Extracted data entries:
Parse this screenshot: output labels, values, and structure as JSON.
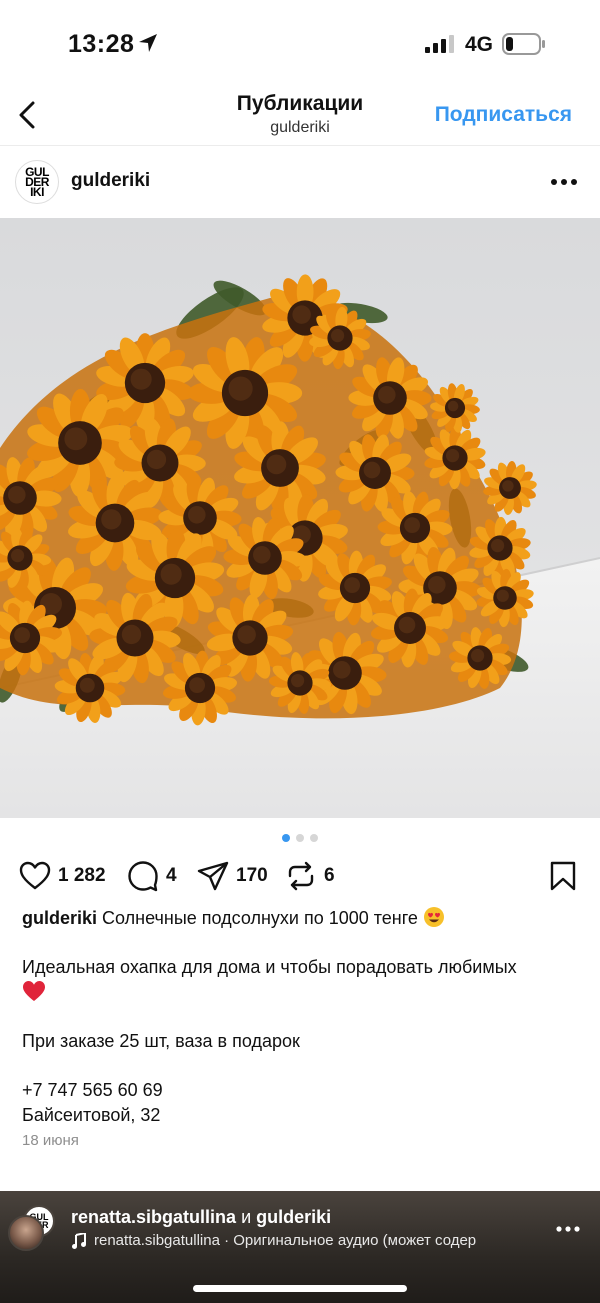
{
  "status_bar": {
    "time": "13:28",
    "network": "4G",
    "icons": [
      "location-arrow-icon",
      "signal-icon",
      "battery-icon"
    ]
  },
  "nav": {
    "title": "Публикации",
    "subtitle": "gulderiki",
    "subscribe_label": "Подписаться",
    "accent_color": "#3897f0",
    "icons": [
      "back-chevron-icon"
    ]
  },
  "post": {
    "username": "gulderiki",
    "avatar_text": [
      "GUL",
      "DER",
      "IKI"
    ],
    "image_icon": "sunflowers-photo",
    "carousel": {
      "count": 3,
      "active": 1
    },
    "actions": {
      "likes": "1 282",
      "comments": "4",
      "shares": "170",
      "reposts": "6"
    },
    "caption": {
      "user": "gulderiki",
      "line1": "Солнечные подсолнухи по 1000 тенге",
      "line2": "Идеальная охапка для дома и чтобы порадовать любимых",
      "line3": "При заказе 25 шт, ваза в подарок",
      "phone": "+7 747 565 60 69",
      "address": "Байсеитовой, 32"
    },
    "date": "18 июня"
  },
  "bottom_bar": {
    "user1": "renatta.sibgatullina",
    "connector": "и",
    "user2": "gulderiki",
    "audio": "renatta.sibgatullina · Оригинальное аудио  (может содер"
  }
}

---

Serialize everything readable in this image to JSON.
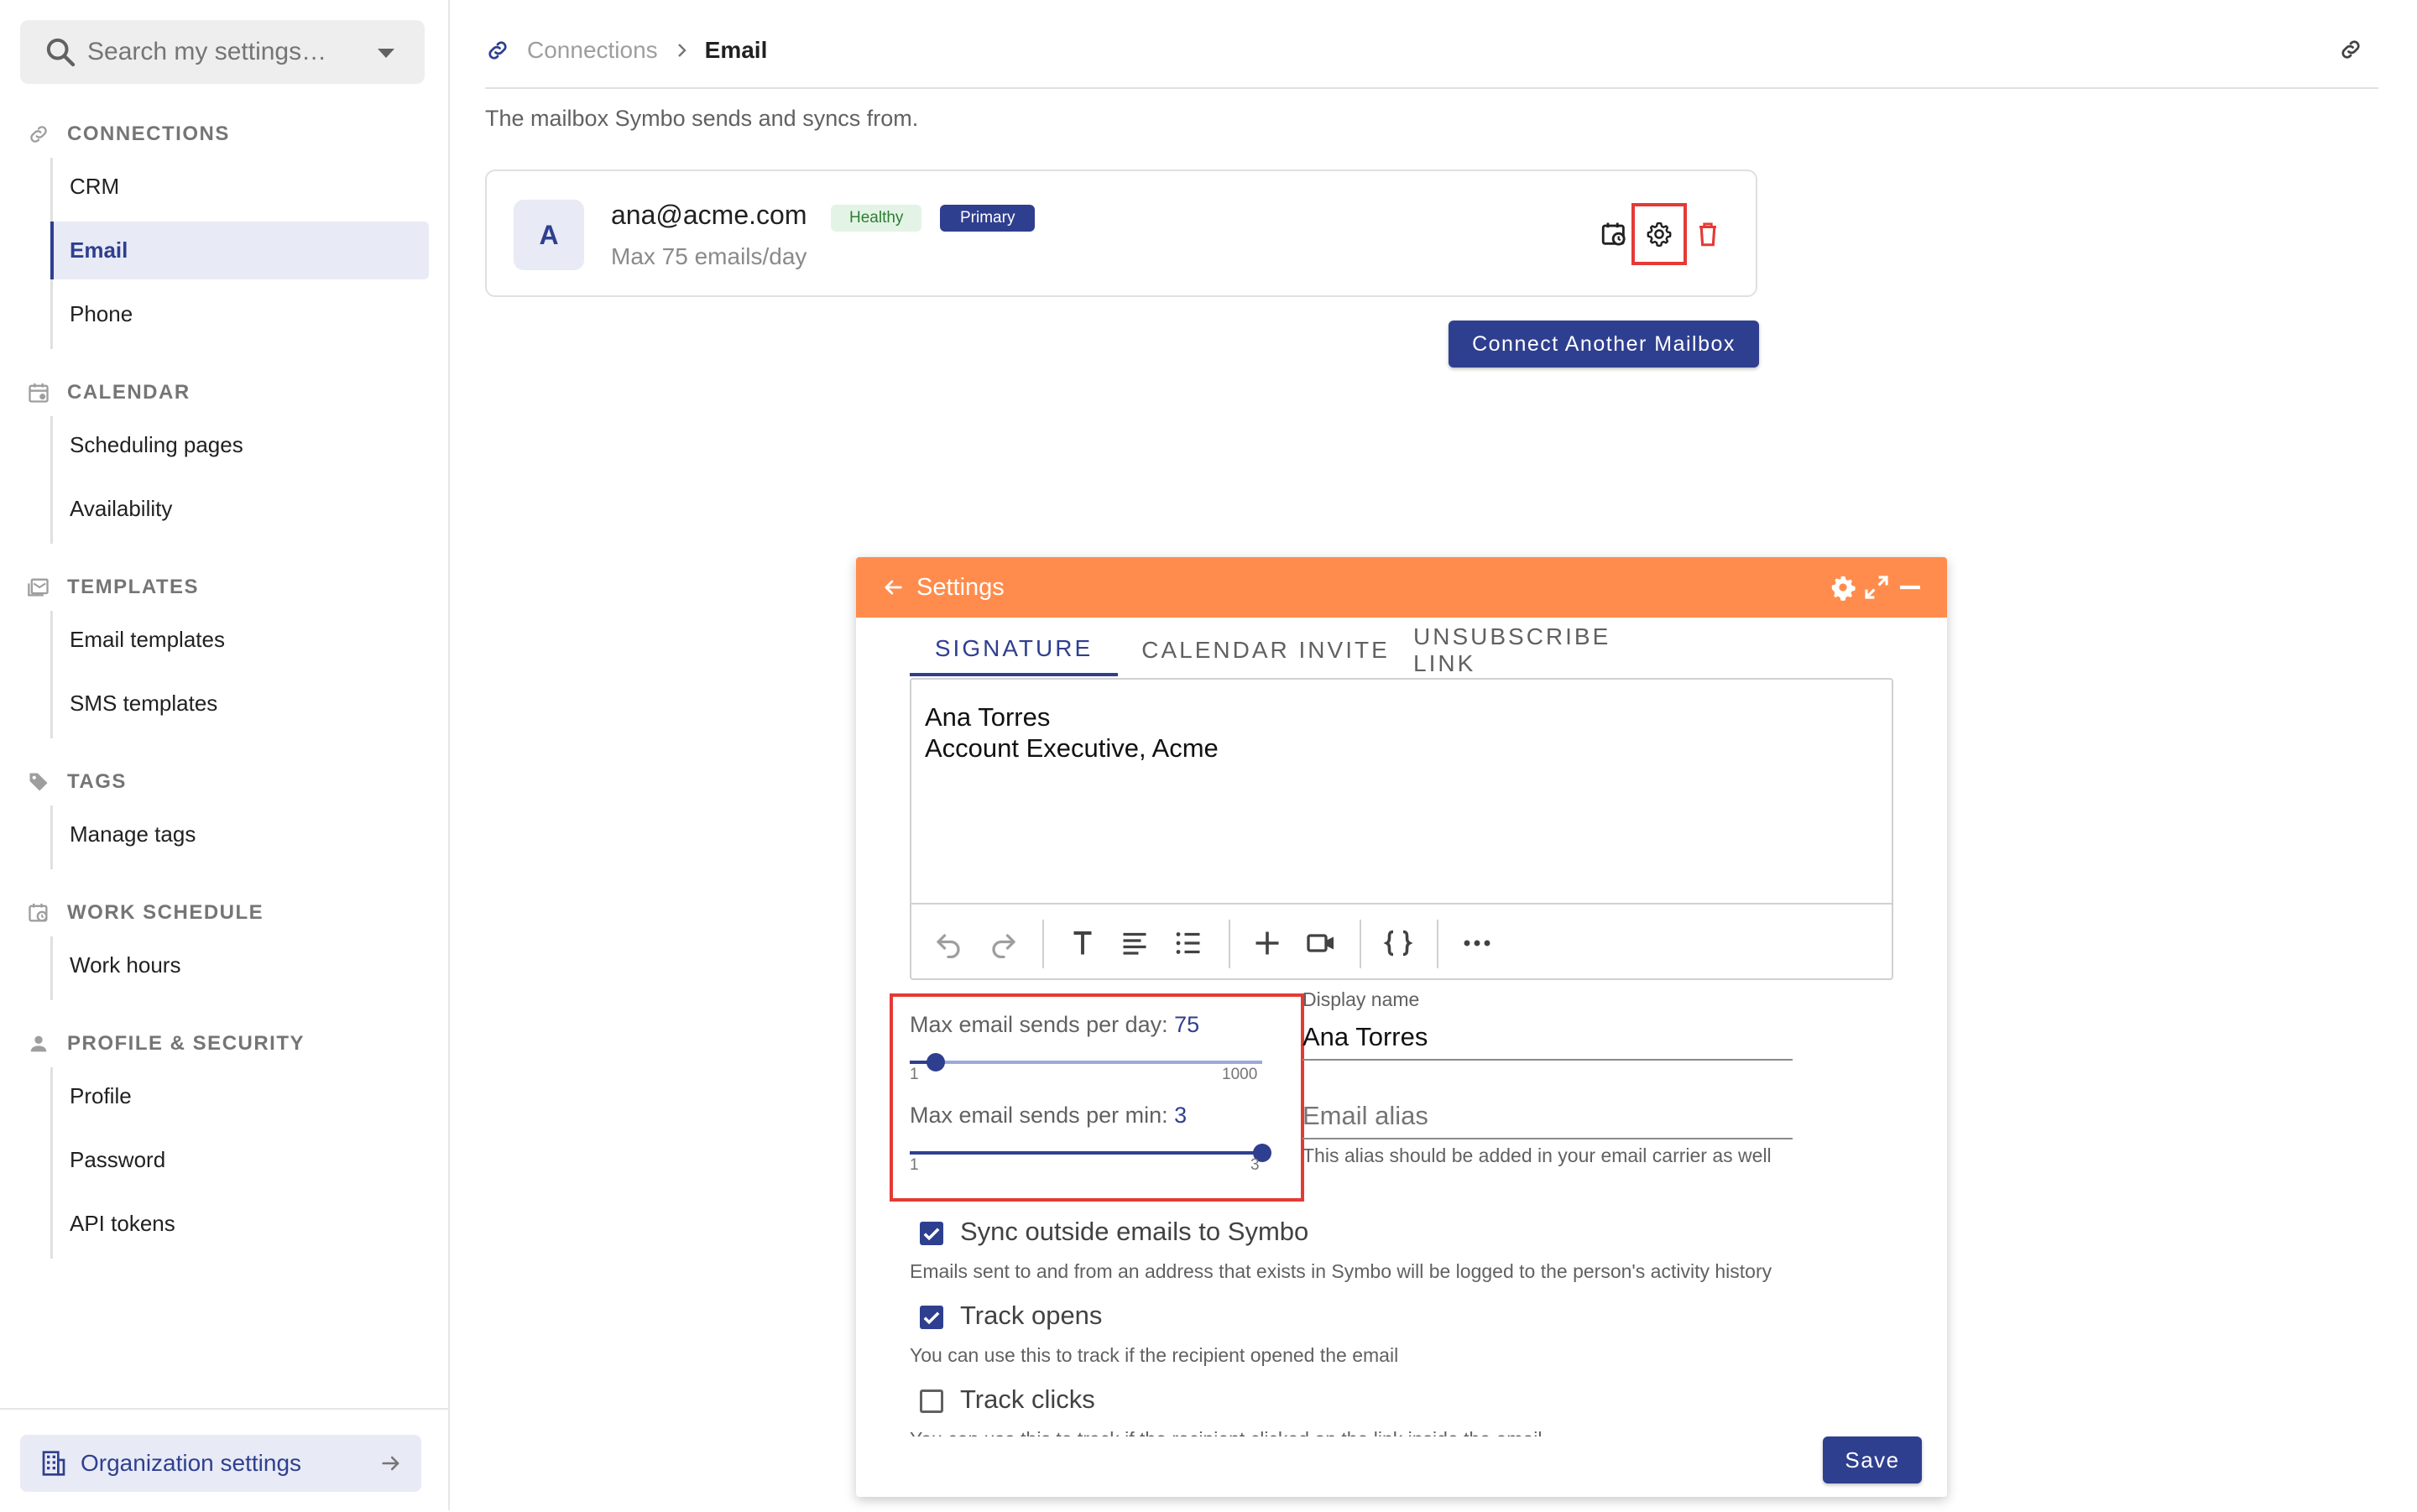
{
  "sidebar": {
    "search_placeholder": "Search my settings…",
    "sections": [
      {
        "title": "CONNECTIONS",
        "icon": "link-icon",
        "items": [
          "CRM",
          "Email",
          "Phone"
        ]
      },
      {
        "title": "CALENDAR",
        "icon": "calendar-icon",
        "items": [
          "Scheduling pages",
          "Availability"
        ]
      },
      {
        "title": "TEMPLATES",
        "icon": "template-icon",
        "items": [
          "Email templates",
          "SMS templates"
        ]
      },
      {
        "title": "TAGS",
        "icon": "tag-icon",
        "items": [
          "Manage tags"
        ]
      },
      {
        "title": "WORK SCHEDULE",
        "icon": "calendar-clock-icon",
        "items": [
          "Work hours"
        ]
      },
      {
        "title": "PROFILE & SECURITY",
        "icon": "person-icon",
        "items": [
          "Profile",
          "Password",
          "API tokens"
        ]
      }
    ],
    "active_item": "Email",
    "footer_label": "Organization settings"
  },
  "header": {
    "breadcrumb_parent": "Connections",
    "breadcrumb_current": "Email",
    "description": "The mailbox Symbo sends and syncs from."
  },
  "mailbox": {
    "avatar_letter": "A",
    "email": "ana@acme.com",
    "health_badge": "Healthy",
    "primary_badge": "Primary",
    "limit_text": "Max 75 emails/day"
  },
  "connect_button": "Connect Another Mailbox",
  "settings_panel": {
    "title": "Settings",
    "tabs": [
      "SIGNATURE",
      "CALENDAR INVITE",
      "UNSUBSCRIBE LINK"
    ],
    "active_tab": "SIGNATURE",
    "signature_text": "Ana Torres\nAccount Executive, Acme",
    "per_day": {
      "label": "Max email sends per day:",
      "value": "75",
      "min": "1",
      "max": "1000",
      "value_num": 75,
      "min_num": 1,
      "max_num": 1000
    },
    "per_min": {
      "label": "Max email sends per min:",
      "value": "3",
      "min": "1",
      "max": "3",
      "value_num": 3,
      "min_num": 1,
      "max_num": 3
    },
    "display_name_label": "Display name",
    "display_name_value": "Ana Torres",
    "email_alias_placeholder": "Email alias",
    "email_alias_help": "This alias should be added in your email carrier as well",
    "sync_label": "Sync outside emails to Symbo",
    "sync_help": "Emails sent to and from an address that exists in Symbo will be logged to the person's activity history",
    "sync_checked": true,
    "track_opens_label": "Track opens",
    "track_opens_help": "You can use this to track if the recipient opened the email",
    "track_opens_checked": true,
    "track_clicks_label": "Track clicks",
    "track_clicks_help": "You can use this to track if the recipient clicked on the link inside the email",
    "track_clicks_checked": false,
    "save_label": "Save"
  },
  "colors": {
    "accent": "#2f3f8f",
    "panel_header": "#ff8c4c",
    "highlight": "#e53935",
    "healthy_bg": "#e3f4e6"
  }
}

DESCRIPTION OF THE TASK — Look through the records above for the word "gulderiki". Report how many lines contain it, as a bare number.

YOUR RESPONSE — 4